The book serves essentially as a primer on the social world of the Bible and it's aimed at an audience badly in need of understanding - average American Christians. After finishing TIF readers will have an easier time contextualizing difficult passages, for example, Jesus' teaching in Matthew 12:49-50 to forsake family if necessary. To the modern mindset such a command doesn't make much sense, but in light of the fact that identity in the ancient world was determined by which social groups individuals belonged to, the significance isn't as difficult to see. And as I mentioned recently, understanding events in context is an important part of fending off bad skeptical arguments.
My favorite chapter, however, consists of a discussion about Christianity's uniqueness. Skeptics have an irritating habit of treating all religions as if they are equal and easily dismissed. "What makes Christianity so special?" is the typical cry, and in my teenage years I couldn't give a good answer, which is probably the case for many new Christians. Holding answers by succinctly comparing Christianity with three of it's major competitors, Mithraism, Mormonism and Islam, illustrating just what makes the faith so special. Parenthetically, Holding's comparison does much to debunk the idea that Jesus was somehow copied from another ancient deity.
The online version of the book contains an argument that I find particularly interesting. Potential converts to Christianity in the first century were encouraged to test its claims. Why would the founders of a fledgling religion encourage people to try to debunk it's claims if they were making things up? As Holding puts it,
As if the apostles weren't making things hard enough for themselves by making extraordinary and testable claims in a social environment where it was difficult to keep secrets, they increased the odds significantly by actively encouraging people to check out their claims. Encouraging people to verify claims and seek proof is a guaranteed way of ensuring that your fledgling cult is a flop - unless, of course, those claims hold up under the scrutiny that your encouragement will undoubtedly generate.

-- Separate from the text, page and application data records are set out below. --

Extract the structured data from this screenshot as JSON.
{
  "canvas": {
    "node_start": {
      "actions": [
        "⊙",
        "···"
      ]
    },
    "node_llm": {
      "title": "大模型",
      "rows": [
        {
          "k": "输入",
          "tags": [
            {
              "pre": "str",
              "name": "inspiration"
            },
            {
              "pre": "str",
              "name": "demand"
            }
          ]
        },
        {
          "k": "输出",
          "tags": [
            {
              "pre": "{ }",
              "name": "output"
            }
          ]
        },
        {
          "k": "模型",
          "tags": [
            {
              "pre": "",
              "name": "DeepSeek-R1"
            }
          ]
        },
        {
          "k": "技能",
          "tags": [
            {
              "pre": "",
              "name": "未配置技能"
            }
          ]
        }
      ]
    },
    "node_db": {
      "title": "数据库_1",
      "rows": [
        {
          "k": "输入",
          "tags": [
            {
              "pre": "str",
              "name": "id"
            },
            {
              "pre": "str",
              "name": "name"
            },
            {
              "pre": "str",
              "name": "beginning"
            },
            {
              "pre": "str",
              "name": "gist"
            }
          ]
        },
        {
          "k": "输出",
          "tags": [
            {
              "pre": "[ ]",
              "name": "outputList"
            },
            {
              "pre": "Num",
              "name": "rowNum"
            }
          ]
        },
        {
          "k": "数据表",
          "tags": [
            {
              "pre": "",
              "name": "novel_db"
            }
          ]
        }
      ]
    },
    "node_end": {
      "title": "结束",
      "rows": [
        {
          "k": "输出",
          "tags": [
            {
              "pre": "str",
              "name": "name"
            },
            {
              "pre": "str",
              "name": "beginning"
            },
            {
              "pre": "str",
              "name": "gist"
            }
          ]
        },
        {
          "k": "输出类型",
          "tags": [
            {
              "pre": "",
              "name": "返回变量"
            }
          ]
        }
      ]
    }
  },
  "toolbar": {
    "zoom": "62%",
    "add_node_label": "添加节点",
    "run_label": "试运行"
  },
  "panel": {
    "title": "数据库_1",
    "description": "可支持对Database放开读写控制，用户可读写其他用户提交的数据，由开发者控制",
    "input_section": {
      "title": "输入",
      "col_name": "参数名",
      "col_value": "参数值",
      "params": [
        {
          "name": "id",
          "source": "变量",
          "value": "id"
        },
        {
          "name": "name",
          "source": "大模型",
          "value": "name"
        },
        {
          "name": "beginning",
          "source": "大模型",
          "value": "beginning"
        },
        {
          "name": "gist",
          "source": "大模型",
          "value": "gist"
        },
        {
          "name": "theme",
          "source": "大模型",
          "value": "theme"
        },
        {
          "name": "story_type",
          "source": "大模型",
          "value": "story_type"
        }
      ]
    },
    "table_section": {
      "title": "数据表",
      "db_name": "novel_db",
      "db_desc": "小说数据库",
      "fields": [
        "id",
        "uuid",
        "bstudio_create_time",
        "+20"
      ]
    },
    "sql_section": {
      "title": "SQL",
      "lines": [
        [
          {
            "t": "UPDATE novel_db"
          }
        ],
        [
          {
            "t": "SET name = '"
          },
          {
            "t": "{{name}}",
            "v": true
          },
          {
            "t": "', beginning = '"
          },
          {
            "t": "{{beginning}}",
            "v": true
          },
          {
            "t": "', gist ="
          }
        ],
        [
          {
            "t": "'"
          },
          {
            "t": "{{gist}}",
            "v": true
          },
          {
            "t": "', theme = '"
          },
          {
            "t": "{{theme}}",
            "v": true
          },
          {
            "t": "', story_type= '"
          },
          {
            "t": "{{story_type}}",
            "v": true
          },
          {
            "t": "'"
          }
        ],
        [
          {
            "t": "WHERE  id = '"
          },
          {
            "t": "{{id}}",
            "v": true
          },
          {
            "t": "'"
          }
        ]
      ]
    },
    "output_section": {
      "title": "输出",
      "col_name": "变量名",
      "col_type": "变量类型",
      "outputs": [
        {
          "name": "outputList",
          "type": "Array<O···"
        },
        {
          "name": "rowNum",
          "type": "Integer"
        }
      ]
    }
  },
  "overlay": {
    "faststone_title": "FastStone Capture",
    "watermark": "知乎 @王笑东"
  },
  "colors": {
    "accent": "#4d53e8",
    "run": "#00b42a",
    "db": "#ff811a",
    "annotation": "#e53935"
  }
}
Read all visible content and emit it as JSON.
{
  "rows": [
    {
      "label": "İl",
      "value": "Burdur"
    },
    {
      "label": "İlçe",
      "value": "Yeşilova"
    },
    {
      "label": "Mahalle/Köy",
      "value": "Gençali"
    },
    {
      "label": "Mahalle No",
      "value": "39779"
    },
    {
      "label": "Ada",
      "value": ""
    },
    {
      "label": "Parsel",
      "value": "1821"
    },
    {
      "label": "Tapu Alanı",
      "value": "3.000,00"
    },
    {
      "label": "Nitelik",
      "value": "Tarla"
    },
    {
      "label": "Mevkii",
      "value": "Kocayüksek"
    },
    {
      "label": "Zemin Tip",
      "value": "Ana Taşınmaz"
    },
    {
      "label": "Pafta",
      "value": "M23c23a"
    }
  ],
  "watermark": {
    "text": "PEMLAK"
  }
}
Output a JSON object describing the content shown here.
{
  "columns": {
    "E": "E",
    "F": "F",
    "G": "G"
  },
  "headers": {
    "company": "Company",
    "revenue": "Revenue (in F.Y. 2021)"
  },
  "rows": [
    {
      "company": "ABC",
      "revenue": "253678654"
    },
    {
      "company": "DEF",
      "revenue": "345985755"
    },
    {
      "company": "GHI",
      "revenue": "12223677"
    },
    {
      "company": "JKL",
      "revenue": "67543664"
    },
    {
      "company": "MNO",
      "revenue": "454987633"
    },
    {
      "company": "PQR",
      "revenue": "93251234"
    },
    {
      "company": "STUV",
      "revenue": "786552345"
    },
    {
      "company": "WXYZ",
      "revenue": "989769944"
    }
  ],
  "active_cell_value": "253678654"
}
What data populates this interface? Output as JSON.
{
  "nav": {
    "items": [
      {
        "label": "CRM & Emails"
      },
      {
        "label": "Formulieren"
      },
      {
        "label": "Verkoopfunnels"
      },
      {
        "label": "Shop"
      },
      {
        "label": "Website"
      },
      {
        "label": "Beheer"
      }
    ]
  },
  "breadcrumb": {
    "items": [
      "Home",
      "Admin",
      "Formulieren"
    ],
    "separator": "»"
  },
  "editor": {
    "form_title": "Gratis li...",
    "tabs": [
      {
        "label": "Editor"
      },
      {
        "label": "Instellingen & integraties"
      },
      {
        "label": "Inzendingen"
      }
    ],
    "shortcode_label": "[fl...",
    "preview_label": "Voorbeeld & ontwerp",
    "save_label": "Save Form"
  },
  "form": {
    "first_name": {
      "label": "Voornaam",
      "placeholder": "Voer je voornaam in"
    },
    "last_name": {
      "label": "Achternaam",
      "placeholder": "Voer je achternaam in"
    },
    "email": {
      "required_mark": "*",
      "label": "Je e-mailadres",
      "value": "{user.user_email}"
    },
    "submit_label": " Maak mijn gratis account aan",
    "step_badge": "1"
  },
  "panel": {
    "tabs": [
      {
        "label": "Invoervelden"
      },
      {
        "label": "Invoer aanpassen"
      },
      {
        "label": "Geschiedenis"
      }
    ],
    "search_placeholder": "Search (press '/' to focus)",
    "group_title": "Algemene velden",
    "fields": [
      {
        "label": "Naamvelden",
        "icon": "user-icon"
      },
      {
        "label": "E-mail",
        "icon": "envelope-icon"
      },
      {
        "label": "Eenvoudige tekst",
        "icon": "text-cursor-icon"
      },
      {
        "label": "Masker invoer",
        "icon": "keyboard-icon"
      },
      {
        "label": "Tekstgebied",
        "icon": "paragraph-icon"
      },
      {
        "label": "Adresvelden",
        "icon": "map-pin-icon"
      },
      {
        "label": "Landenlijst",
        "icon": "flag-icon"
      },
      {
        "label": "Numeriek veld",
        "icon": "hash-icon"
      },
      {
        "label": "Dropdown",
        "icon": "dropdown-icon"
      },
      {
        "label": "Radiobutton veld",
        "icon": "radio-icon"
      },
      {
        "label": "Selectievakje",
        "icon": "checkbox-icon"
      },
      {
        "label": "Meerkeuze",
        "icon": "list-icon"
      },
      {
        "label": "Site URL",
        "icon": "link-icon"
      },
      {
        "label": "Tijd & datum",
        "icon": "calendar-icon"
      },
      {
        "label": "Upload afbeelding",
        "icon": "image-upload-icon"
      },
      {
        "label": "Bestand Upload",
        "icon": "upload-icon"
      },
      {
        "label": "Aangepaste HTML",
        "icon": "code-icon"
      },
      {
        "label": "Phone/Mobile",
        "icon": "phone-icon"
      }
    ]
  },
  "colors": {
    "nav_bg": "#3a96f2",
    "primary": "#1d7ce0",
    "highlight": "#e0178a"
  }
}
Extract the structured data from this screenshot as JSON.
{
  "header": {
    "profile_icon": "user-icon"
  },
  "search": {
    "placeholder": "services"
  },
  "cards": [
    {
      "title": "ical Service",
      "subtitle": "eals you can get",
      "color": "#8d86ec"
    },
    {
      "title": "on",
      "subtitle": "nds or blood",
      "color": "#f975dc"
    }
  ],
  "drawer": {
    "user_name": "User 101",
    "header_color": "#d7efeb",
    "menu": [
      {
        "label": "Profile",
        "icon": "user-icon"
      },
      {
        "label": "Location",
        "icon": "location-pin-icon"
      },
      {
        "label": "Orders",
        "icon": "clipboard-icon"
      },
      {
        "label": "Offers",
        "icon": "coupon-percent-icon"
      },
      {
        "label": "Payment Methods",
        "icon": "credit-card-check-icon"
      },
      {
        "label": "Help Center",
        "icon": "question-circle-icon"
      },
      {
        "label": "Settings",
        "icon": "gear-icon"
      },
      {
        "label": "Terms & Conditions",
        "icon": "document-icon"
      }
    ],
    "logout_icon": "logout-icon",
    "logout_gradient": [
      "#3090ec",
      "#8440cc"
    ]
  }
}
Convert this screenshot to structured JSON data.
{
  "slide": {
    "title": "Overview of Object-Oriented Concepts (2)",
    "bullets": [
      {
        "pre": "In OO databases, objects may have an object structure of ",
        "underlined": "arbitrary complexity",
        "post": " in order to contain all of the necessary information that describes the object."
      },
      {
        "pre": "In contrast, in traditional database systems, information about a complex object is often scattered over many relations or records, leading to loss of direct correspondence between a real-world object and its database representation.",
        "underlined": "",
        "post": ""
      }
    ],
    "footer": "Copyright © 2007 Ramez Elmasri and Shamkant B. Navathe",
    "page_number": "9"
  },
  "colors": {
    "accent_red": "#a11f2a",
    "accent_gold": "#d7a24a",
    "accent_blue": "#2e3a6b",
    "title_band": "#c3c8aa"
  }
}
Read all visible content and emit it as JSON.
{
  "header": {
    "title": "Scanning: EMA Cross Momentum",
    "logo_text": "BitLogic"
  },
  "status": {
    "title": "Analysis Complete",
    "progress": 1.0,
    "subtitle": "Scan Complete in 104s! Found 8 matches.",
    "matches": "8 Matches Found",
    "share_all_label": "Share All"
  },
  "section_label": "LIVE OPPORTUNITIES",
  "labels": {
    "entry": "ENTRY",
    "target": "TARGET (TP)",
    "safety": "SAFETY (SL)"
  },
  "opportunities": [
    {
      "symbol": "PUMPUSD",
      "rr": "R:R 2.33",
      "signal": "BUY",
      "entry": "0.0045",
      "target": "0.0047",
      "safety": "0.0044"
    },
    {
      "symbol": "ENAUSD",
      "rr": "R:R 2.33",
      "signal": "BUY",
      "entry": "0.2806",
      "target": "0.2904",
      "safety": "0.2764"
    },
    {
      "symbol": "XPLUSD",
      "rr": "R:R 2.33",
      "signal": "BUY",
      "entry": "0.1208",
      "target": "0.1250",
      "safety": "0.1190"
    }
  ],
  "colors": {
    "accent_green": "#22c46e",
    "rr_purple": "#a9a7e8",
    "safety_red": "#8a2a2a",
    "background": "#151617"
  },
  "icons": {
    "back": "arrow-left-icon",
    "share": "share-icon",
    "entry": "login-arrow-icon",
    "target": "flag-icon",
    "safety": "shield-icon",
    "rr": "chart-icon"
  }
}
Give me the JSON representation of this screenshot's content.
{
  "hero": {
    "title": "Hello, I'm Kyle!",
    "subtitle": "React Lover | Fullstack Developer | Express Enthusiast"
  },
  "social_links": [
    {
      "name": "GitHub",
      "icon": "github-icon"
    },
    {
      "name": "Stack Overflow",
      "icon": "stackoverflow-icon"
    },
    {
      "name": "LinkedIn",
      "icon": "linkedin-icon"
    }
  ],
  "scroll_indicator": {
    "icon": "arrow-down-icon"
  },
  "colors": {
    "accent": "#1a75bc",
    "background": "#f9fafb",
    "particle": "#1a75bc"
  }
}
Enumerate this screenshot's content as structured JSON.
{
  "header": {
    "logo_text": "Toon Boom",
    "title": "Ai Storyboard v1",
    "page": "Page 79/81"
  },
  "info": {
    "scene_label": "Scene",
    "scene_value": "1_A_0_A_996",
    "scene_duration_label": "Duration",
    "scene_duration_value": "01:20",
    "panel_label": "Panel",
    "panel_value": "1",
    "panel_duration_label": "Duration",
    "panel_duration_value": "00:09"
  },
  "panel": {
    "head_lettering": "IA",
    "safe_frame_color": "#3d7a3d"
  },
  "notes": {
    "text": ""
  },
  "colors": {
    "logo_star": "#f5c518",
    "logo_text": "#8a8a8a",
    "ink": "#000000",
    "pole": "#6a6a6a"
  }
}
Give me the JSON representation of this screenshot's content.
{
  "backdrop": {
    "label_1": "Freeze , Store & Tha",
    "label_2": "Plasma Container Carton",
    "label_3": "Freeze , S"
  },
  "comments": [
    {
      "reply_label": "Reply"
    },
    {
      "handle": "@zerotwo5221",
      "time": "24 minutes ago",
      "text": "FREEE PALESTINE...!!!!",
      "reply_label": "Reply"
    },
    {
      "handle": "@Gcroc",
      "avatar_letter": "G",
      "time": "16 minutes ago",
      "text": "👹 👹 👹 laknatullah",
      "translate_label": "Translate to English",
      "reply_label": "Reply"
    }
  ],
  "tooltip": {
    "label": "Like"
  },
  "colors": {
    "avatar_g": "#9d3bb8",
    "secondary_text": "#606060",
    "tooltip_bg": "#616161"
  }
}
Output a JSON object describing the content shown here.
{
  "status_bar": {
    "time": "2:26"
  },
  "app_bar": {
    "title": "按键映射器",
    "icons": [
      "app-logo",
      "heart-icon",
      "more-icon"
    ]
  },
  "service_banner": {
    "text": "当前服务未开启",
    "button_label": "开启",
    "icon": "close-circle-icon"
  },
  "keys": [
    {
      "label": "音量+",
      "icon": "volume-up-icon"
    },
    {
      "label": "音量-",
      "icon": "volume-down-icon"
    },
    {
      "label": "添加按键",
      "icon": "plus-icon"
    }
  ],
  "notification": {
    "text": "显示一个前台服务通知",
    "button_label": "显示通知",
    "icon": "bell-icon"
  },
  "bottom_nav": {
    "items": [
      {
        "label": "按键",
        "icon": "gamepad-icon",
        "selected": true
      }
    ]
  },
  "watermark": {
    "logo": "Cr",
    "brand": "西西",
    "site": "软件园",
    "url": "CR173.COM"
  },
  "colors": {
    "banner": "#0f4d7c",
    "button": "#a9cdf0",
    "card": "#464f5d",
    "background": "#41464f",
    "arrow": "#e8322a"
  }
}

But perhaps the best thing about TIF is the response it has elicited from critics. They would undoubtedly deny the strength of Holding's argument, but the fact that the brains of the modern atheist movement have responded since the book's initial release in 2004 says a lot. I don't think the rebuttals count for much, since they amount to "well, other ancient religions had a tough time too!" But I think reading TIF and the rebuttals, particularly Richard Carrier's book-length attempt, is well worth it.